Original Article: Should Routine Screening for Colorectal Cancer Start at 45 Years of Age? Yes: Lowering the Starting Age Is a Settled Issue [Editorial]
Issue Date: February 2022
Available at: https://www.aafp.org/afp/2022/0200/p120.html
To the Editor: We appreciate the comments outlined in the editorial by Dr. Wender. We would like to provide additional information on the process used by the American Academy of Family Physicians (AAFP) to review and develop clinical preventive services recommendations.
The AAFP has a long-standing partnership with the U.S. Preventive Services Task Force (USPSTF) and participates in all steps in the development of the USPSTF’s preventive services recommendations, including nominating task force members, providing comments on draft research plans and recommendations, and reviewing final recommendations.
The AAFP Clinical Preventive Services recommendations are developed through the AAFP’s Commission on Health of the Public and Science and are approved by the AAFP Board of Directors. The commission reviews the evidence reports, included studies, and any modeling data or other information that informed the task force. The commission then determines whether the AAFP should agree with the recommendation or develop a different recommendation based on the evidence. If there is agreement with the USPSTF recommendation, members are referred to the USPSTF website for more information. If a new recommendation is developed, the AAFP uses a grading system consistent with the USPSTF.1
In 2016, the AAFP issued a different recommendation from the USPSTF for colorectal cancer screening due to concerns with limited evidence of benefit from certain screening modalities and unknown harms.2 The updated 2021 recommendation continues to recommend screening for colorectal cancer in adults 50 to 75 years of age. However, the AAFP determined that the evidence was insufficient to recommend for or against screening in adults aged 45 to 49 (I statement). This decision was made after reviewing the modeling data provided by the evidence report, which outlined that many of the studies used as model inputs did not include individuals younger than 50 years.3
We would like to note that an I statement from the AAFP or the USPSTF is a statement of insufficient evidence and a call for more research on that topic. It is important not to confuse this with a D recommendation, which states that the evidence supports not performing the screening test.
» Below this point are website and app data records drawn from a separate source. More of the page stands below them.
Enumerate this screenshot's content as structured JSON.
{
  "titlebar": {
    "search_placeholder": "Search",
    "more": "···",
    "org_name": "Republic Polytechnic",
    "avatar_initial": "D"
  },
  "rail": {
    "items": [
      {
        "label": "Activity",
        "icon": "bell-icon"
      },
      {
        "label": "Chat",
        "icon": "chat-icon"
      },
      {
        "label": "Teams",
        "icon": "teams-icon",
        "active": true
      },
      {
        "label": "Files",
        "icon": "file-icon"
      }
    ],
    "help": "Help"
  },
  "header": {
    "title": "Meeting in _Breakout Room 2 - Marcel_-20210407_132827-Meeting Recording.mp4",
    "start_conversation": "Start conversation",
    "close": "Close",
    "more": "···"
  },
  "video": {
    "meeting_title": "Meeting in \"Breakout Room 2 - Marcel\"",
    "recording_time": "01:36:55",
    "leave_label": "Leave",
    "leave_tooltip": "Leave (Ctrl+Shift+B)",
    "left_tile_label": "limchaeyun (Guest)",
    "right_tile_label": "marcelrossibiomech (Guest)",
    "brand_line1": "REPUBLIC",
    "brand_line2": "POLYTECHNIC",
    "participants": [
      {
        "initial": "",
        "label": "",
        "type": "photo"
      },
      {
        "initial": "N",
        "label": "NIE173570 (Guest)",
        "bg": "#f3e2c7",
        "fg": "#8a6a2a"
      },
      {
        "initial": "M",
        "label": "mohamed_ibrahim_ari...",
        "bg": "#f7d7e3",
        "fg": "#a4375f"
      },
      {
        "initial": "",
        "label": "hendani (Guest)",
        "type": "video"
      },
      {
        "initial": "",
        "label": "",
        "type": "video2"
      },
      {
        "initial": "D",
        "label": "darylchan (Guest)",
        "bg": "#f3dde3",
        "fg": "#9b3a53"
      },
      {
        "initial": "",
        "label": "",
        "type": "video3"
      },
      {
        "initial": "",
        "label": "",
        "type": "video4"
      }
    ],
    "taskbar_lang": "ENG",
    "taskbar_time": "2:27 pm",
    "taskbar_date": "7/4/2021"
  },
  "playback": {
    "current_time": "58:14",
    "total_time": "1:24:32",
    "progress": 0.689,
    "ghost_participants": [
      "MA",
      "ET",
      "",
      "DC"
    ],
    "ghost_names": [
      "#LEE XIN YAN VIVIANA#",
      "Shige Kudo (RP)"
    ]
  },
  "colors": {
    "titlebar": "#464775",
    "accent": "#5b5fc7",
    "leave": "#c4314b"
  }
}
The AAFP and USPSTF I statements have stimulated research demonstrating benefit for screening, as in the case of the 2013 lung cancer screening recommendation that was recently updated from an I to a B recommendation by the AAFP.4